> [Task directions]: Nothing in the entries may differ when you return them.

> [Provided records]:
◆ ◆ ◆

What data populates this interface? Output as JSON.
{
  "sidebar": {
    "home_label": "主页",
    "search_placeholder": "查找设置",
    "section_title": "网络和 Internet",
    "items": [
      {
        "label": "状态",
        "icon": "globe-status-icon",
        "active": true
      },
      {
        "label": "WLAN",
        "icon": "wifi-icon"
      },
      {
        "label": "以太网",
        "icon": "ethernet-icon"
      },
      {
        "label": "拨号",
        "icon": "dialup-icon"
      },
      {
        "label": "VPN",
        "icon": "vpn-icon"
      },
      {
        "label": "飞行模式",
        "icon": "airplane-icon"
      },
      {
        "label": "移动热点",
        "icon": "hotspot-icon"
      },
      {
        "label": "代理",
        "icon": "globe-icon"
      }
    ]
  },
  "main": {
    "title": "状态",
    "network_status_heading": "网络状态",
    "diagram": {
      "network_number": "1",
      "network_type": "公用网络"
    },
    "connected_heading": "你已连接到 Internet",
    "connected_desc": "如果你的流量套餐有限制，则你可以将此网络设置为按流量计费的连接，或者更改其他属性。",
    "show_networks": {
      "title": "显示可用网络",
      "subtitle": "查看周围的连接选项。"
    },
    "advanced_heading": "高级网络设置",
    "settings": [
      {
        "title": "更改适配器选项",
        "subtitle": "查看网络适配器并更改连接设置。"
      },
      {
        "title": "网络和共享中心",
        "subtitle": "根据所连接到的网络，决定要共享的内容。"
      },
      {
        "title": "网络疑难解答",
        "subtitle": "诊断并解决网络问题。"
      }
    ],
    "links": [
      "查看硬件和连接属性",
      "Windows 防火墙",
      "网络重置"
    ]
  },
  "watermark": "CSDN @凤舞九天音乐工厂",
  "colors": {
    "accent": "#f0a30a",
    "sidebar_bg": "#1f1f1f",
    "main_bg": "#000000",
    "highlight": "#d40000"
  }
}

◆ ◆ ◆

> [Reply to the exercise]:
What data populates this interface? Output as JSON.
{
  "sidebar": {
    "home_label": "主页",
    "search_placeholder": "查找设置",
    "section_title": "网络和 Internet",
    "items": [
      {
        "label": "状态",
        "icon": "globe-status-icon",
        "active": true
      },
      {
        "label": "WLAN",
        "icon": "wifi-icon"
      },
      {
        "label": "以太网",
        "icon": "ethernet-icon"
      },
      {
        "label": "拨号",
        "icon": "dialup-icon"
      },
      {
        "label": "VPN",
        "icon": "vpn-icon"
      },
      {
        "label": "飞行模式",
        "icon": "airplane-icon"
      },
      {
        "label": "移动热点",
        "icon": "hotspot-icon"
      },
      {
        "label": "代理",
        "icon": "globe-icon"
      }
    ]
  },
  "main": {
    "title": "状态",
    "network_status_heading": "网络状态",
    "diagram": {
      "network_number": "1",
      "network_type": "公用网络"
    },
    "connected_heading": "你已连接到 Internet",
    "connected_desc": "如果你的流量套餐有限制，则你可以将此网络设置为按流量计费的连接，或者更改其他属性。",
    "show_networks": {
      "title": "显示可用网络",
      "subtitle": "查看周围的连接选项。"
    },
    "advanced_heading": "高级网络设置",
    "settings": [
      {
        "title": "更改适配器选项",
        "subtitle": "查看网络适配器并更改连接设置。"
      },
      {
        "title": "网络和共享中心",
        "subtitle": "根据所连接到的网络，决定要共享的内容。"
      },
      {
        "title": "网络疑难解答",
        "subtitle": "诊断并解决网络问题。"
      }
    ],
    "links": [
      "查看硬件和连接属性",
      "Windows 防火墙",
      "网络重置"
    ]
  },
  "watermark": "CSDN @凤舞九天音乐工厂",
  "colors": {
    "accent": "#f0a30a",
    "sidebar_bg": "#1f1f1f",
    "main_bg": "#000000",
    "highlight": "#d40000"
  }
}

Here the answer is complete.